Who are these people we have elected and who are the civil servants who work for us? Each month approximately $100,000 is spent, or wasted, for the Safeco Building and it's maintenance, which serves as the city's new office space. Yet, they can't seem to be able to afford the paper to inform citizens of new regulations strategically designed to rob them of property rights.
It's election time and there are some candidates who have helped set the stage for these current conditions. Disregard what a candidate says (he or she) 'intends' to do and, instead, dig deep to try to discover what they have actually done. Let that be a guide to how you vote!
Carolyne R. Jones
Candidate says he's been shut out of local forums
To the Editor:
It appears that some in the community do not want every voice represented in the public debate. Apparently I have been shut out from attending two of the public candidate forums. Those are the Lake Oswego Neighborhood Action Coalition on Oct. 4 and the annual meeting held by Holly Orchard at the West End Building on Oct. 9.
I would like to thank the Lake Oswego Chamber of Commerce, the Lake Grove Neighborhood Association, and the Palisades Neighborhood Association for their invitation.
Voters of Lake Oswego, please note that not every candidate is being given the opportunity to show you how they differ from the other candidates. I have far less money than my fellow candidates for city council, and now I have less opportunities to express my platform to you.
Please feel free to e-mail me at devin4citycouncil.com if you're interested in knowing who I am. And apparently why some local organizations and associations are afraid of what I have to say.
Candidate for Lake Oswego City Council
Hoffman is a strong choice for mayor
To the Editor:
Jack Hoffman is our choice for mayor because he's a positive voice, not a negative one, for Lake Oswego.
Jack is fiscally conservative, interested in always improving Lake Oswego but doing so thoughtfully and within our financial means. Jack brings solid experience and a detailed familiarity with city finances, and is committed to openness and transparency in budgeting. He is committed to protecting core city functions - police, fire, library and vital neighborhoods.
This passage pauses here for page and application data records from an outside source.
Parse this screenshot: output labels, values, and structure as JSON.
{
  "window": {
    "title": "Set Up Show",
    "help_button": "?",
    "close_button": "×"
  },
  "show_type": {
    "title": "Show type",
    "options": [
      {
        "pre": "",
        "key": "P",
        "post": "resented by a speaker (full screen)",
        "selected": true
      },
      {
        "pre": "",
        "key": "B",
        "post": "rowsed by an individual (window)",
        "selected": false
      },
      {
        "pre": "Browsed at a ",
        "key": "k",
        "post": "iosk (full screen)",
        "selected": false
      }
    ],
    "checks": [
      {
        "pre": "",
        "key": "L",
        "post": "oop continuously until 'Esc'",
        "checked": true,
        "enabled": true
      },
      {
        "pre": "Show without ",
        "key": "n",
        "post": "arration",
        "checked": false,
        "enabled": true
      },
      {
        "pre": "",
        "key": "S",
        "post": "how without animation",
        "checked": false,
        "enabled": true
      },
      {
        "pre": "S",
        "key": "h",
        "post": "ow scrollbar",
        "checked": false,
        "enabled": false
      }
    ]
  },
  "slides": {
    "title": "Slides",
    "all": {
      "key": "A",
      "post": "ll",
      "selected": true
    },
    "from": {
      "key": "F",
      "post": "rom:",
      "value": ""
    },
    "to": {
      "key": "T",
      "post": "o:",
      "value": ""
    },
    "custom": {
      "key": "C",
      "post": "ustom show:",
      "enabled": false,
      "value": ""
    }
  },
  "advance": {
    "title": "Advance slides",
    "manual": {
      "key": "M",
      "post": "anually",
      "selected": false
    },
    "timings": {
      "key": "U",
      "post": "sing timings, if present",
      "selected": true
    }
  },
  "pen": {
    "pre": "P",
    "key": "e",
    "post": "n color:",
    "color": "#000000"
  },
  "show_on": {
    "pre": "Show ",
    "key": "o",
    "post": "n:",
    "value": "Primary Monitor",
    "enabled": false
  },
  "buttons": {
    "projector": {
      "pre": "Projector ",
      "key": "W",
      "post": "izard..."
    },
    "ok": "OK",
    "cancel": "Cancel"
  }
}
We've known Jack Hoffman for over a decade and he's a generous contributor to our community, a smart and talented public servant, and he will serve Lake Oswego well as our next mayor.
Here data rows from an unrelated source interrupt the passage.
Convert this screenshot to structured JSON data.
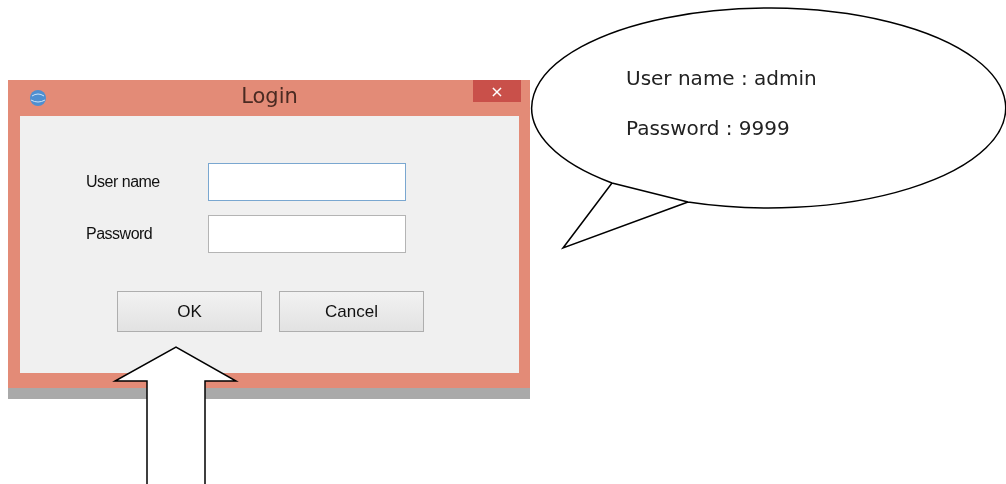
{
  "window": {
    "title": "Login",
    "close_glyph": "×"
  },
  "fields": [
    {
      "label": "User name",
      "focused": true
    },
    {
      "label": "Password",
      "focused": false
    }
  ],
  "buttons": [
    "OK",
    "Cancel"
  ],
  "callout": {
    "lines": [
      "User name : admin",
      "Password : 9999"
    ]
  }
}
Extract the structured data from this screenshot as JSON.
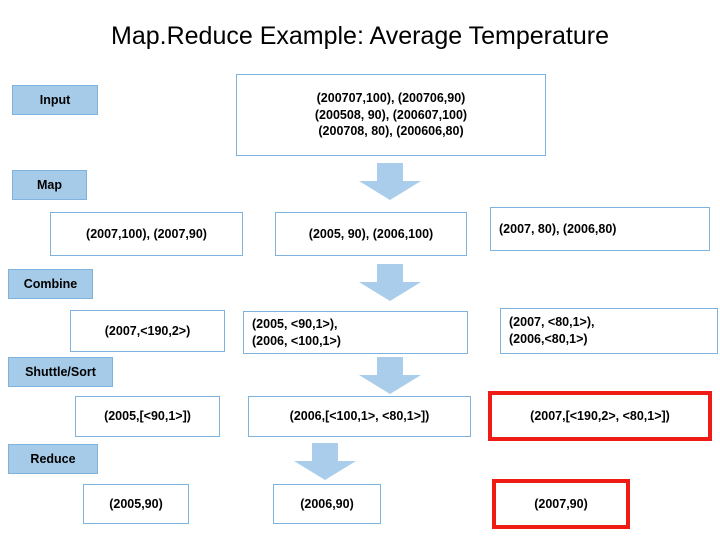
{
  "title": "Map.Reduce Example: Average Temperature",
  "colors": {
    "stage_fill": "#a6cbe8",
    "box_border": "#7fb2dc",
    "arrow_fill": "#a9cdeb",
    "highlight": "#ee1c15",
    "text": "#000000"
  },
  "stages": [
    {
      "label": "Input"
    },
    {
      "label": "Map"
    },
    {
      "label": "Combine"
    },
    {
      "label": "Shuttle/Sort"
    },
    {
      "label": "Reduce"
    }
  ],
  "input_box": {
    "lines": [
      "(200707,100), (200706,90)",
      "(200508, 90), (200607,100)",
      "(200708, 80), (200606,80)"
    ]
  },
  "map_row": [
    {
      "lines": [
        "(2007,100), (2007,90)"
      ]
    },
    {
      "lines": [
        "(2005, 90), (2006,100)"
      ]
    },
    {
      "lines": [
        "(2007, 80), (2006,80)"
      ]
    }
  ],
  "combine_row": [
    {
      "lines": [
        "(2007,<190,2>)"
      ]
    },
    {
      "lines": [
        "(2005, <90,1>),",
        "(2006, <100,1>)"
      ]
    },
    {
      "lines": [
        "(2007, <80,1>),",
        "(2006,<80,1>)"
      ]
    }
  ],
  "shuffle_row": [
    {
      "lines": [
        "(2005,[<90,1>])"
      ]
    },
    {
      "lines": [
        "(2006,[<100,1>, <80,1>])"
      ]
    },
    {
      "lines": [
        "(2007,[<190,2>, <80,1>])"
      ],
      "highlighted": true
    }
  ],
  "reduce_row": [
    {
      "lines": [
        "(2005,90)"
      ]
    },
    {
      "lines": [
        "(2006,90)"
      ]
    },
    {
      "lines": [
        "(2007,90)"
      ],
      "highlighted": true
    }
  ]
}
We whole-heartedly endorse Jack Hoffman for mayor and encourage you to visit his Web site to learn more about Jack and join us in supporting him: www.hoffman2008.com .
Peter and Cyndie Glazer
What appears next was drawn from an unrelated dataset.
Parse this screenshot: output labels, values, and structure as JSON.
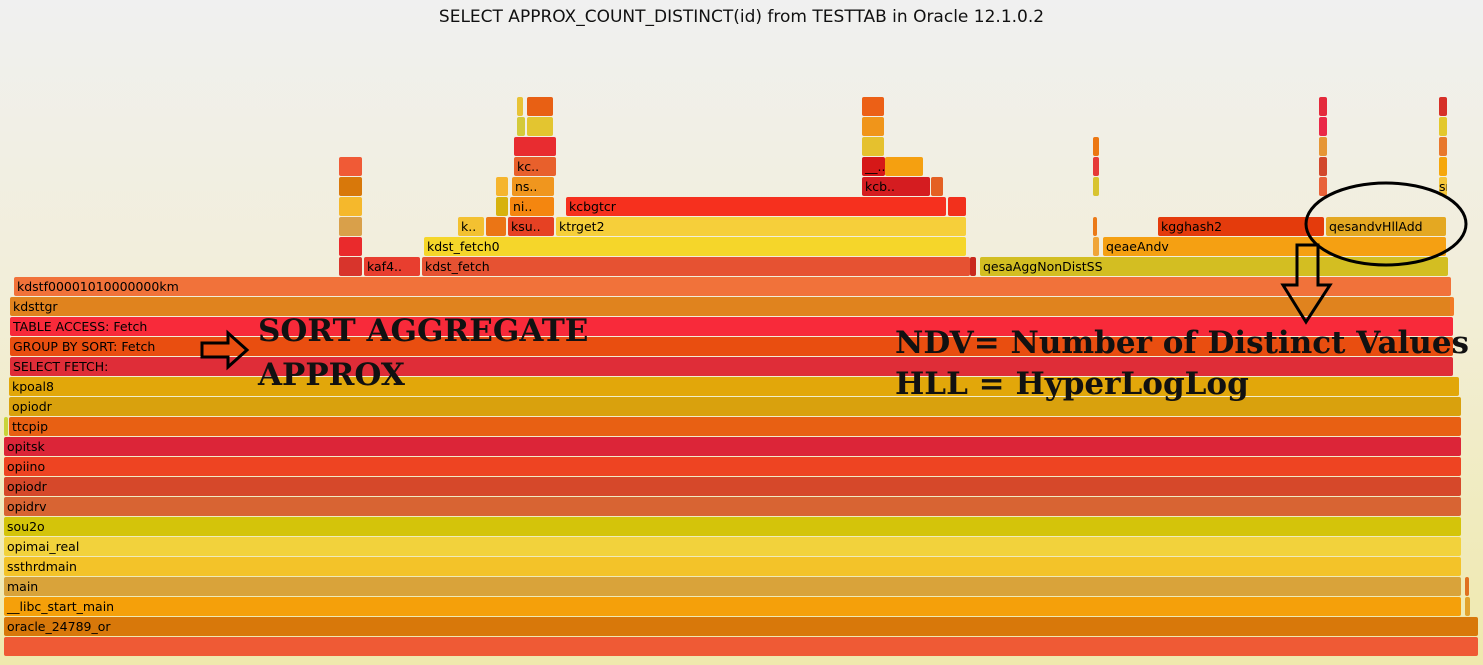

Hoffman's stands are questioned
To the Editor:
In the citizen's view by Jack Hoffman on Aug. 21, 'Community should participate,' Jack Hoffman proposes a city council (which he hopes to lead as Lake Oswego's next mayor) which 'collaboratively works with the public to find solutions that enjoy broad support.' Further, he believes that 'Public concerns, needs and values must be incorporated into this decision making process.'
Is this the same Jack Hoffman who, as a city council member in 2006, voted to spend $20 million to acquire the Safeco property without citizen involvement and in the face of strong public opposition? The same Jack Hoffman who, along with the other council members, ignored the 'public concerns, needs and values'?
It seems that the two years away from city government have been an eye-opener for him. Suddenly, as a candidate for mayor, he really cares what we think and is concerned for the more than $1 million we are spending annually in interest and operating costs for the West End Building.
I don't know what kind of mayor Mr. Hoffman would make, but I do think he has the makings of a good politician. He has executed a not-so-subtle about-face. He senses which way the wind is blowing and, depending on the direction, he speaks accordingly.